**BRIEF**
When a line of the entries contains "JSON", please list that line.

**DATASET RECORDS**
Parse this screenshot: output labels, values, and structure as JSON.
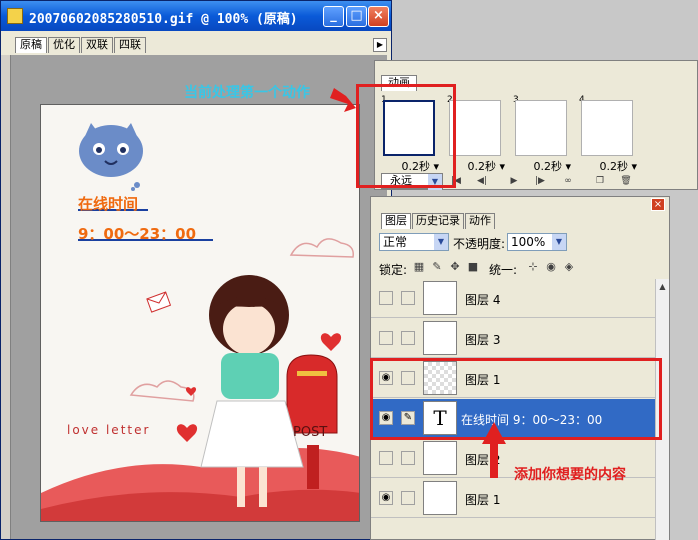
{
  "document": {
    "title": "2007060208528051​0.gif @ 100% (原稿)",
    "tabs": [
      "原稿",
      "优化",
      "双联",
      "四联"
    ],
    "buttons": {
      "minimize": "_",
      "maximize": "□",
      "close": "×"
    }
  },
  "artwork": {
    "online_label": "在线时间",
    "hours": "9：00～23：00",
    "love_letter": "love letter",
    "post_sign": "POST"
  },
  "animation": {
    "tab": "动画",
    "frames": [
      {
        "num": "1",
        "delay": "0.2秒"
      },
      {
        "num": "2",
        "delay": "0.2秒"
      },
      {
        "num": "3",
        "delay": "0.2秒"
      },
      {
        "num": "4",
        "delay": "0.2秒"
      }
    ],
    "loop": "永远"
  },
  "layers_panel": {
    "tabs": [
      "图层",
      "历史记录",
      "动作"
    ],
    "blend_mode": "正常",
    "opacity_label": "不透明度:",
    "opacity": "100%",
    "lock_label": "锁定:",
    "unify_label": "统一:",
    "layers": [
      {
        "name": "图层 4",
        "visible": false
      },
      {
        "name": "图层 3",
        "visible": false
      },
      {
        "name": "图层 1",
        "visible": true
      },
      {
        "name": "在线时间  9：00～23：00",
        "visible": true,
        "selected": true,
        "type": "text"
      },
      {
        "name": "图层 2",
        "visible": false
      },
      {
        "name": "图层 1",
        "visible": true
      }
    ]
  },
  "annotations": {
    "current_frame": "当前处理第一个动作",
    "add_content": "添加你想要的内容"
  },
  "colors": {
    "accent": "#316ac5",
    "annotation_red": "#e02020",
    "art_orange": "#ef6a10",
    "annotation_cyan": "#39c6e6"
  }
}
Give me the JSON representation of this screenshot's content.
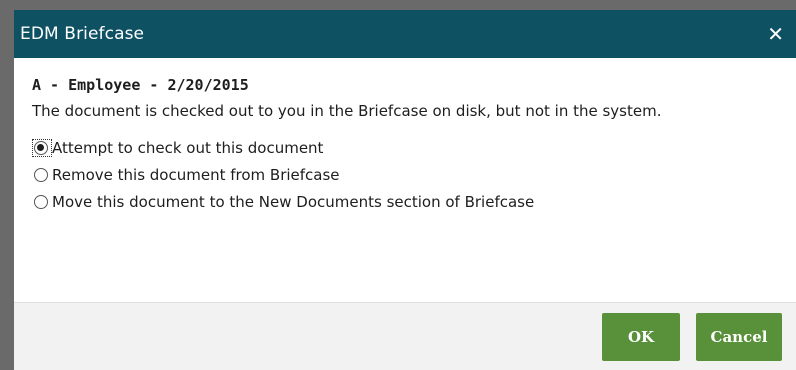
{
  "dialog": {
    "title": "EDM Briefcase",
    "close_glyph": "✕"
  },
  "content": {
    "heading": "A - Employee - 2/20/2015",
    "message": "The document is checked out to you in the Briefcase on disk, but not in the system."
  },
  "options": [
    {
      "label": "Attempt to check out this document",
      "selected": true
    },
    {
      "label": "Remove this document from Briefcase",
      "selected": false
    },
    {
      "label": "Move this document to the New Documents section of Briefcase",
      "selected": false
    }
  ],
  "buttons": {
    "ok_label": "OK",
    "cancel_label": "Cancel"
  },
  "colors": {
    "titlebar": "#0e5163",
    "button": "#58913a",
    "footer": "#f2f2f2"
  }
}
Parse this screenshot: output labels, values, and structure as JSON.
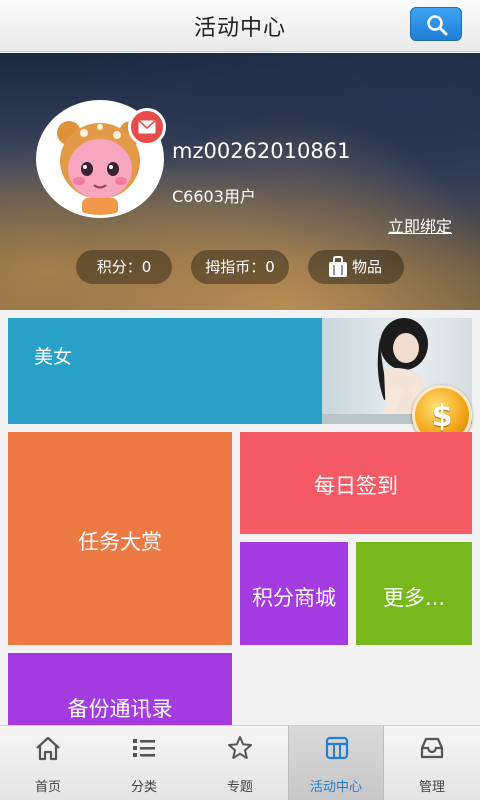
{
  "header": {
    "title": "活动中心",
    "search_icon": "search-icon"
  },
  "profile": {
    "username": "mz00262010861",
    "device": "C6603用户",
    "bind_link": "立即绑定",
    "points": "积分：0",
    "coins": "拇指币：0",
    "items": "物品",
    "items_icon": "bag-icon",
    "badge_icon": "mail-icon"
  },
  "tiles": {
    "beauty": "美女",
    "tasks": "任务大赏",
    "checkin": "每日签到",
    "mall": "积分商城",
    "more": "更多...",
    "backup": "备份通讯录"
  },
  "coin_button": {
    "symbol": "$",
    "icon": "coin-icon"
  },
  "colors": {
    "beauty": "#2aa0c8",
    "tasks": "#ec7844",
    "checkin": "#f45b67",
    "mall": "#a43be0",
    "more": "#78b81c",
    "backup": "#a43be0",
    "active_nav": "#1e7fd4"
  },
  "nav": {
    "items": [
      {
        "label": "首页",
        "icon": "home-icon"
      },
      {
        "label": "分类",
        "icon": "list-icon"
      },
      {
        "label": "专题",
        "icon": "star-icon"
      },
      {
        "label": "活动中心",
        "icon": "activity-icon",
        "active": true
      },
      {
        "label": "管理",
        "icon": "inbox-icon"
      }
    ]
  }
}
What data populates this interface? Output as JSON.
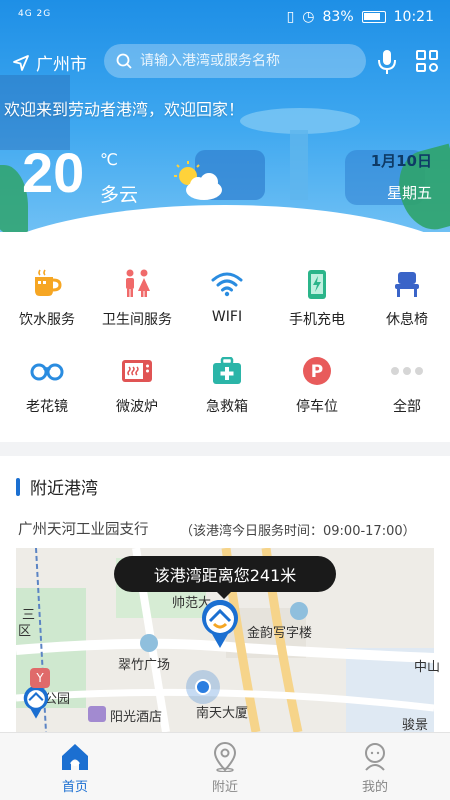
{
  "status_bar": {
    "signal": "4G 2G",
    "battery": "83%",
    "time": "10:21"
  },
  "header": {
    "city": "广州市",
    "search_placeholder": "请输入港湾或服务名称",
    "welcome": "欢迎来到劳动者港湾，欢迎回家！"
  },
  "weather": {
    "temperature": "20",
    "unit": "℃",
    "condition": "多云",
    "date": "1月10日",
    "weekday": "星期五",
    "icon": "partly-cloudy-icon"
  },
  "services": [
    {
      "label": "饮水服务",
      "icon": "water-cup-icon"
    },
    {
      "label": "卫生间服务",
      "icon": "restroom-icon"
    },
    {
      "label": "WIFI",
      "icon": "wifi-icon"
    },
    {
      "label": "手机充电",
      "icon": "phone-charge-icon"
    },
    {
      "label": "休息椅",
      "icon": "chair-icon"
    },
    {
      "label": "老花镜",
      "icon": "glasses-icon"
    },
    {
      "label": "微波炉",
      "icon": "microwave-icon"
    },
    {
      "label": "急救箱",
      "icon": "first-aid-icon"
    },
    {
      "label": "停车位",
      "icon": "parking-icon"
    },
    {
      "label": "全部",
      "icon": "more-icon"
    }
  ],
  "nearby": {
    "title": "附近港湾",
    "name": "广州天河工业园支行",
    "hours": "（该港湾今日服务时间：09:00-17:00）",
    "distance_tip": "该港湾距离您241米",
    "map_labels": [
      "金韵写字楼",
      "翠竹广场",
      "阳光酒店",
      "南天大厦",
      "帅范大",
      "中山",
      "骏景",
      "三",
      "区",
      "公园"
    ]
  },
  "tabs": [
    {
      "label": "首页",
      "icon": "home-icon",
      "active": true
    },
    {
      "label": "附近",
      "icon": "location-icon",
      "active": false
    },
    {
      "label": "我的",
      "icon": "profile-icon",
      "active": false
    }
  ],
  "colors": {
    "primary": "#1b6fd1",
    "hero": "#3fa8f0"
  }
}
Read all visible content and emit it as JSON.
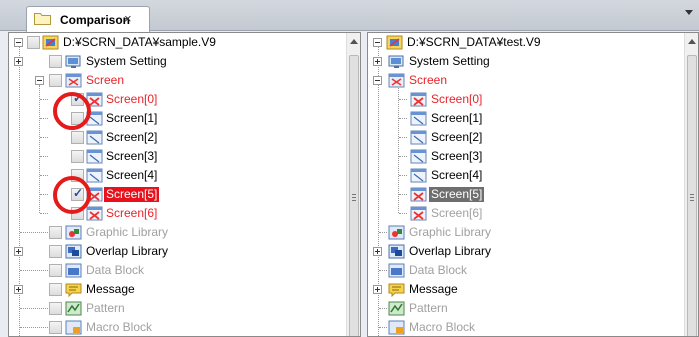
{
  "tab": {
    "label": "Comparison",
    "close": "×"
  },
  "left_tree": {
    "root": "D:¥SCRN_DATA¥sample.V9",
    "system_setting": "System Setting",
    "screen": "Screen",
    "screens": [
      "Screen[0]",
      "Screen[1]",
      "Screen[2]",
      "Screen[3]",
      "Screen[4]",
      "Screen[5]",
      "Screen[6]"
    ],
    "graphic_library": "Graphic Library",
    "overlap_library": "Overlap Library",
    "data_block": "Data Block",
    "message": "Message",
    "pattern": "Pattern",
    "macro_block": "Macro Block"
  },
  "right_tree": {
    "root": "D:¥SCRN_DATA¥test.V9",
    "system_setting": "System Setting",
    "screen": "Screen",
    "screens": [
      "Screen[0]",
      "Screen[1]",
      "Screen[2]",
      "Screen[3]",
      "Screen[4]",
      "Screen[5]",
      "Screen[6]"
    ],
    "graphic_library": "Graphic Library",
    "overlap_library": "Overlap Library",
    "data_block": "Data Block",
    "message": "Message",
    "pattern": "Pattern",
    "macro_block": "Macro Block"
  },
  "colors": {
    "diff_red": "#e8232a",
    "selected_red": "#e8101a",
    "selected_gray": "#6e6e6e",
    "annotation_circle": "#e51b1b"
  }
}
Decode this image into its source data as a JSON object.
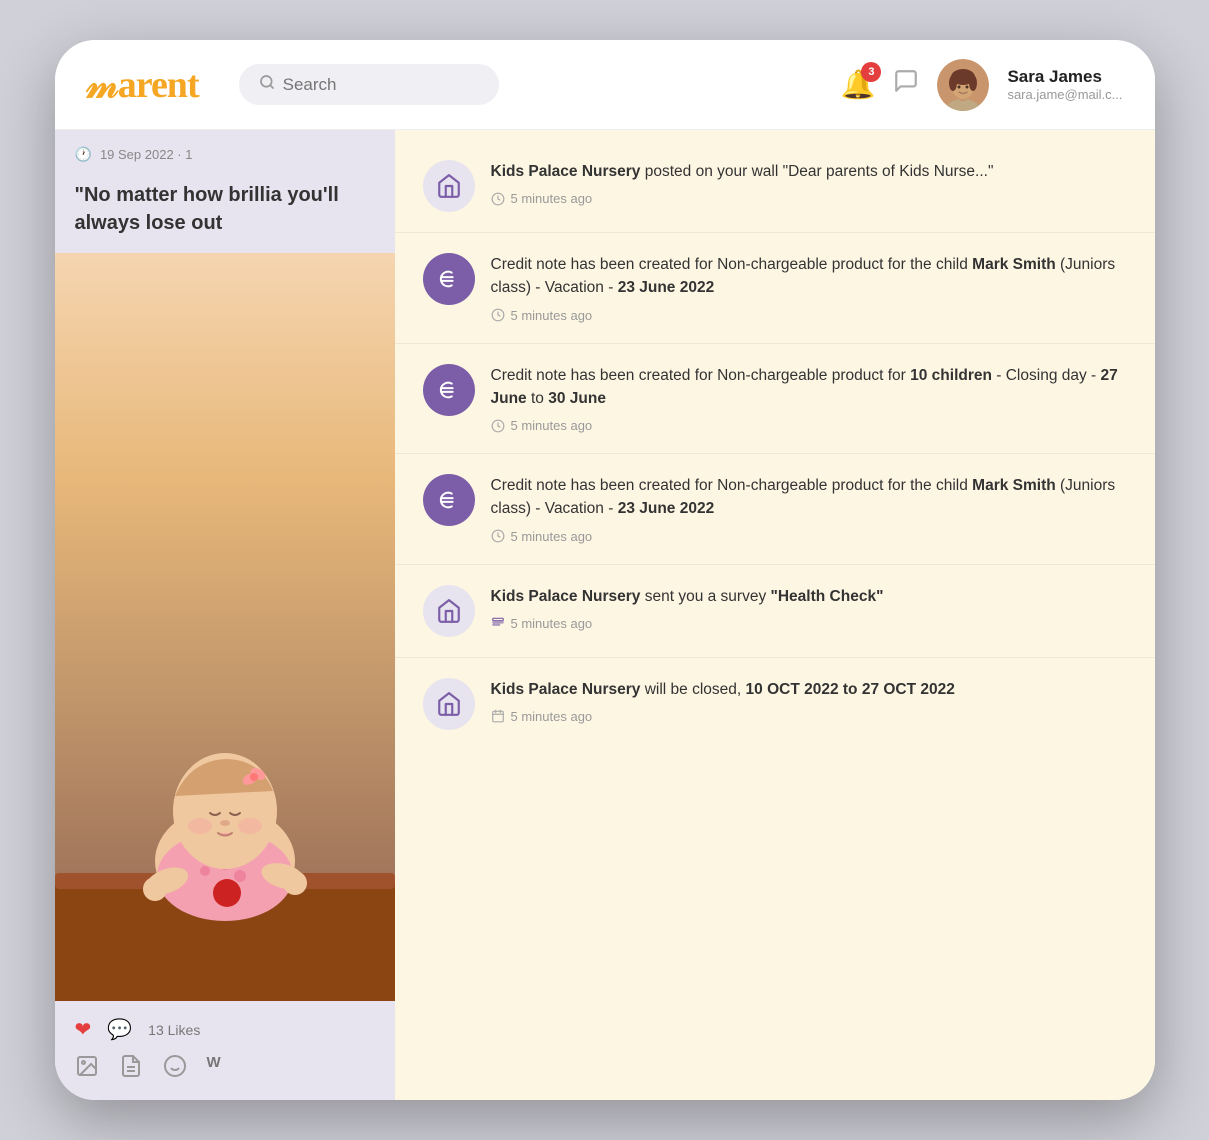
{
  "header": {
    "logo": "Parent",
    "search": {
      "placeholder": "Search"
    },
    "notifications": {
      "count": "3"
    },
    "user": {
      "name": "Sara James",
      "email": "sara.jame@mail.c..."
    }
  },
  "left_panel": {
    "post_date": "19 Sep 2022 · 1",
    "quote": "\"No matter how brillia you'll always lose out",
    "likes_count": "13 Likes"
  },
  "notifications": [
    {
      "icon_type": "school",
      "text_parts": [
        {
          "text": "Kids Palace Nursery",
          "bold": true
        },
        {
          "text": " posted on your wall \"Dear parents of Kids Nurse...\"",
          "bold": false
        }
      ],
      "time": "5 minutes ago"
    },
    {
      "icon_type": "euro",
      "text_parts": [
        {
          "text": "Credit note has been created for Non-chargeable product for the child ",
          "bold": false
        },
        {
          "text": "Mark Smith",
          "bold": true
        },
        {
          "text": " (Juniors class) - Vacation - ",
          "bold": false
        },
        {
          "text": "23 June 2022",
          "bold": true
        }
      ],
      "time": "5 minutes ago"
    },
    {
      "icon_type": "euro",
      "text_parts": [
        {
          "text": "Credit note has been created for Non-chargeable product for ",
          "bold": false
        },
        {
          "text": "10 children",
          "bold": true
        },
        {
          "text": " - Closing day - ",
          "bold": false
        },
        {
          "text": "27 June",
          "bold": true
        },
        {
          "text": " to ",
          "bold": false
        },
        {
          "text": "30 June",
          "bold": true
        }
      ],
      "time": "5 minutes ago"
    },
    {
      "icon_type": "euro",
      "text_parts": [
        {
          "text": "Credit note has been created for Non-chargeable product for the child ",
          "bold": false
        },
        {
          "text": "Mark Smith",
          "bold": true
        },
        {
          "text": " (Juniors class) - Vacation - ",
          "bold": false
        },
        {
          "text": "23 June 2022",
          "bold": true
        }
      ],
      "time": "5 minutes ago"
    },
    {
      "icon_type": "school",
      "text_parts": [
        {
          "text": "Kids Palace Nursery",
          "bold": true
        },
        {
          "text": " sent you a survey ",
          "bold": false
        },
        {
          "text": "\"Health Check\"",
          "bold": true
        }
      ],
      "time": "5 minutes ago",
      "time_icon": "survey"
    },
    {
      "icon_type": "school",
      "text_parts": [
        {
          "text": "Kids Palace Nursery",
          "bold": true
        },
        {
          "text": " will be closed, ",
          "bold": false
        },
        {
          "text": "10 OCT 2022 to 27 OCT 2022",
          "bold": true
        }
      ],
      "time": "5 minutes ago",
      "time_icon": "calendar"
    }
  ]
}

**RESPONSE BOX**
Parse this screenshot: output labels, values, and structure as JSON.
Give me the JSON representation of this screenshot's content.
Parse this screenshot: output labels, values, and structure as JSON.
What data populates this interface? Output as JSON.
Read all visible content and emit it as JSON.
Decode this image into its source data as a JSON object.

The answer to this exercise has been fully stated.